Sometimes the manners of a hundred years just drop away and you simply see.
This film plays with your expectations and the outcome we anticipate is quite different from the one we get - such is our (my) complacency and Germaine Dulac’s genius. The director took Denys Amiel’s play of a marriage being slowly strangulated by a careless male becalmed by middle age routine and turned it into a meditation on woman’s capacity for quiet desperation: one almost without ending… It would be funnier if it didn't feel quite so true.
|Hanging on... desperate|
There’s a vase of flowers on the central table in their drawing room. Madame positions it right of centre near the edge whilst Monsieur always moves it to the obvious centre. This is all things in their marriage which has been panel-beaten into rigid conformity by a husband (Alexandre Arquillière) who actively seeks out only more of the same ignoring the impact of diminishing returns by forcing himself to laugh louder.
|Go ahead punk, make my day...|
The friends, Monsieur (Jean d'Yd) and Madame Labas (Madeleine Guitty) are clearly as much in sympathy as her husband and the latter’s angled disregard says all you need to know about her view of Madame Beudet’s fashions.
The long suffering Madame B is at home when her husband initially returns and begins the process of setting his house in order. He sits at his commanding desk ordering the servants around and taking care of important matters whilst his wife tries to read a book.
She had been playing Debussy and was in a world of pastoral escape, with a gentle breeze accentuating the slivers of sunlight on the long grass near some imagined pool. Dulac compares the motion of her hands on the piano with her husband’s graceless shuffling of business correspondence.
She reads a magazine and imagines a hunky tennis player running to her relief and yet thoughts of her husband crash in on the reverie and fragile invention is rudely dissipated…
He’s a menace and in her desperation she takes the bullets from the left-hand drawer and loads them into the gun in the right-hand drawer – his fail-safe method of ensuring the gun is never loaded has been removed and the next time he pulls the trigger the joke will be on him.

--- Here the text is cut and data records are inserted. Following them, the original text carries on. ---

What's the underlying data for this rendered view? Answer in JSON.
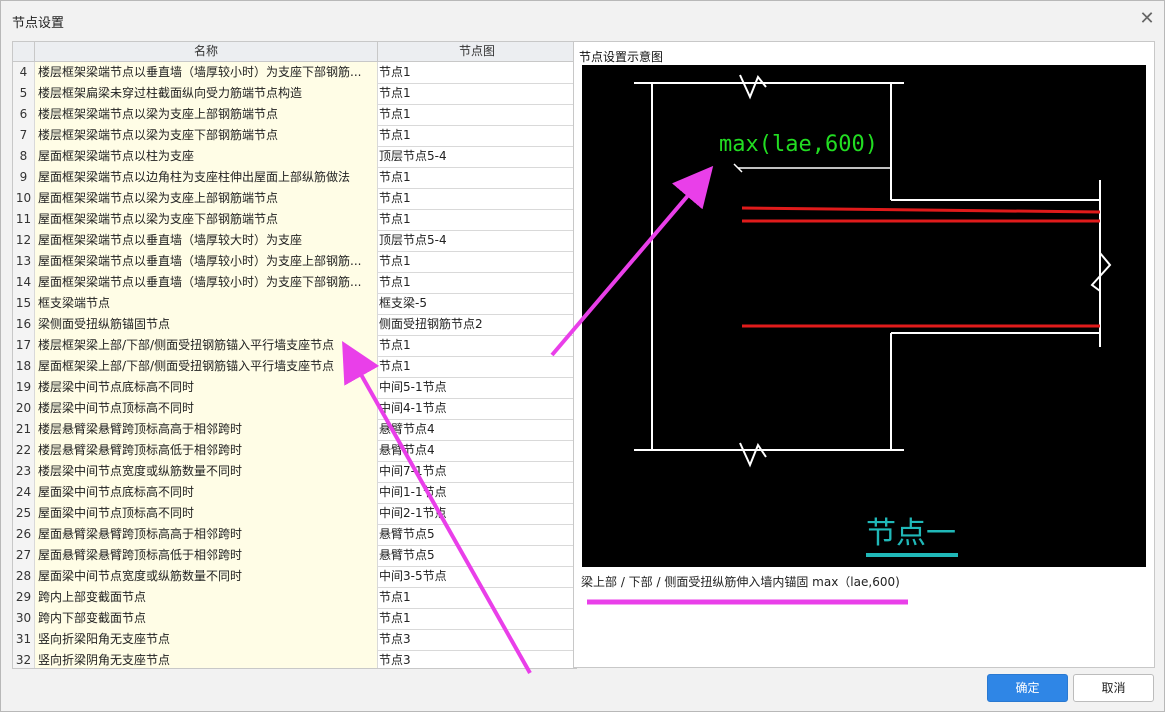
{
  "dialog": {
    "title": "节点设置",
    "close_glyph": "✕"
  },
  "table": {
    "columns": [
      "名称",
      "节点图"
    ],
    "rows": [
      {
        "idx": "4",
        "name": "楼层框架梁端节点以垂直墙（墙厚较小时）为支座下部钢筋...",
        "node": "节点1"
      },
      {
        "idx": "5",
        "name": "楼层框架扁梁未穿过柱截面纵向受力筋端节点构造",
        "node": "节点1"
      },
      {
        "idx": "6",
        "name": "楼层框架梁端节点以梁为支座上部钢筋端节点",
        "node": "节点1"
      },
      {
        "idx": "7",
        "name": "楼层框架梁端节点以梁为支座下部钢筋端节点",
        "node": "节点1"
      },
      {
        "idx": "8",
        "name": "屋面框架梁端节点以柱为支座",
        "node": "顶层节点5-4"
      },
      {
        "idx": "9",
        "name": "屋面框架梁端节点以边角柱为支座柱伸出屋面上部纵筋做法",
        "node": "节点1"
      },
      {
        "idx": "10",
        "name": "屋面框架梁端节点以梁为支座上部钢筋端节点",
        "node": "节点1"
      },
      {
        "idx": "11",
        "name": "屋面框架梁端节点以梁为支座下部钢筋端节点",
        "node": "节点1"
      },
      {
        "idx": "12",
        "name": "屋面框架梁端节点以垂直墙（墙厚较大时）为支座",
        "node": "顶层节点5-4"
      },
      {
        "idx": "13",
        "name": "屋面框架梁端节点以垂直墙（墙厚较小时）为支座上部钢筋...",
        "node": "节点1"
      },
      {
        "idx": "14",
        "name": "屋面框架梁端节点以垂直墙（墙厚较小时）为支座下部钢筋...",
        "node": "节点1"
      },
      {
        "idx": "15",
        "name": "框支梁端节点",
        "node": "框支梁-5"
      },
      {
        "idx": "16",
        "name": "梁侧面受扭纵筋锚固节点",
        "node": "侧面受扭钢筋节点2"
      },
      {
        "idx": "17",
        "name": "楼层框架梁上部/下部/侧面受扭钢筋锚入平行墙支座节点",
        "node": "节点1"
      },
      {
        "idx": "18",
        "name": "屋面框架梁上部/下部/侧面受扭钢筋锚入平行墙支座节点",
        "node": "节点1"
      },
      {
        "idx": "19",
        "name": "楼层梁中间节点底标高不同时",
        "node": "中间5-1节点"
      },
      {
        "idx": "20",
        "name": "楼层梁中间节点顶标高不同时",
        "node": "中间4-1节点"
      },
      {
        "idx": "21",
        "name": "楼层悬臂梁悬臂跨顶标高高于相邻跨时",
        "node": "悬臂节点4"
      },
      {
        "idx": "22",
        "name": "楼层悬臂梁悬臂跨顶标高低于相邻跨时",
        "node": "悬臂节点4"
      },
      {
        "idx": "23",
        "name": "楼层梁中间节点宽度或纵筋数量不同时",
        "node": "中间7-1节点"
      },
      {
        "idx": "24",
        "name": "屋面梁中间节点底标高不同时",
        "node": "中间1-1节点"
      },
      {
        "idx": "25",
        "name": "屋面梁中间节点顶标高不同时",
        "node": "中间2-1节点"
      },
      {
        "idx": "26",
        "name": "屋面悬臂梁悬臂跨顶标高高于相邻跨时",
        "node": "悬臂节点5"
      },
      {
        "idx": "27",
        "name": "屋面悬臂梁悬臂跨顶标高低于相邻跨时",
        "node": "悬臂节点5"
      },
      {
        "idx": "28",
        "name": "屋面梁中间节点宽度或纵筋数量不同时",
        "node": "中间3-5节点"
      },
      {
        "idx": "29",
        "name": "跨内上部变截面节点",
        "node": "节点1"
      },
      {
        "idx": "30",
        "name": "跨内下部变截面节点",
        "node": "节点1"
      },
      {
        "idx": "31",
        "name": "竖向折梁阳角无支座节点",
        "node": "节点3"
      },
      {
        "idx": "32",
        "name": "竖向折梁阴角无支座节点",
        "node": "节点3"
      }
    ]
  },
  "preview": {
    "label": "节点设置示意图",
    "formula": "max(lae,600)",
    "node_title": "节点一",
    "caption": "梁上部 / 下部 / 侧面受扭纵筋伸入墙内锚固 max（lae,600)"
  },
  "buttons": {
    "ok": "确定",
    "cancel": "取消"
  },
  "colors": {
    "primary": "#2f86e6",
    "annotation": "#e93fe9",
    "formula": "#22dd22",
    "rebar": "#e01b1b",
    "node_title": "#20b8b8"
  }
}
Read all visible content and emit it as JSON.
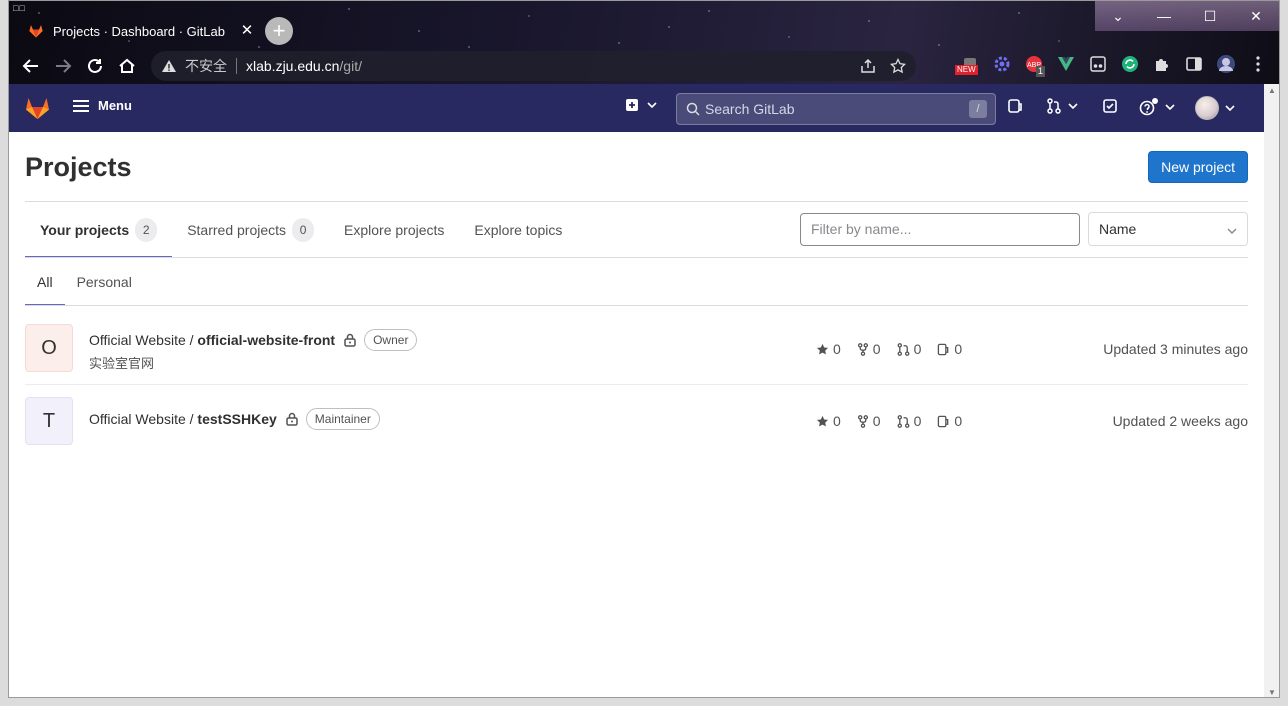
{
  "browser": {
    "tab_title": "Projects · Dashboard · GitLab",
    "url_insecure_label": "不安全",
    "url_host": "xlab.zju.edu.cn",
    "url_path": "/git/",
    "ext_new_badge": "NEW",
    "ext_count_badge": "1"
  },
  "header": {
    "menu_label": "Menu",
    "search_placeholder": "Search GitLab",
    "search_shortcut": "/"
  },
  "page": {
    "title": "Projects",
    "new_project_label": "New project",
    "tabs": [
      {
        "label": "Your projects",
        "count": "2"
      },
      {
        "label": "Starred projects",
        "count": "0"
      },
      {
        "label": "Explore projects"
      },
      {
        "label": "Explore topics"
      }
    ],
    "filter_placeholder": "Filter by name...",
    "sort_value": "Name",
    "subtabs": [
      "All",
      "Personal"
    ]
  },
  "projects": [
    {
      "avatar_letter": "O",
      "namespace": "Official Website / ",
      "name": "official-website-front",
      "role": "Owner",
      "description": "实验室官网",
      "stars": "0",
      "forks": "0",
      "merge_requests": "0",
      "issues": "0",
      "updated": "Updated 3 minutes ago"
    },
    {
      "avatar_letter": "T",
      "namespace": "Official Website / ",
      "name": "testSSHKey",
      "role": "Maintainer",
      "stars": "0",
      "forks": "0",
      "merge_requests": "0",
      "issues": "0",
      "updated": "Updated 2 weeks ago"
    }
  ],
  "colors": {
    "header_bg": "#292961",
    "primary_button": "#1f75cb",
    "tab_underline": "#6666c4"
  }
}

Yet Madame B is no killer and tries very hard to empty the gun… only to be thwarted by too many people popping up in the wrong place. Husband duly arrives home ready to begin his boorish routines… it could be the death of him but there's a narrow escape.
In many such plays a dramatic incident serves to bring the wayward couple back together again but not here where his complete misunderstanding of what has just happened only makes matters worse. She looks pleadingly to the Heavens – possibly with murder on her mind and certainly with the knowledge that she is trapped – damned as sure as any caged bird to a long and tedious demise.
The film is available as part of an ARTE DVD Germaine Dulac (1922-1928) - Drei Filme der französischen Stummfilm-Pionierin and can also be found on YouTube complete with a dreamily-anxious score from Manfred Knaak and played by the Kontraste Ensemble.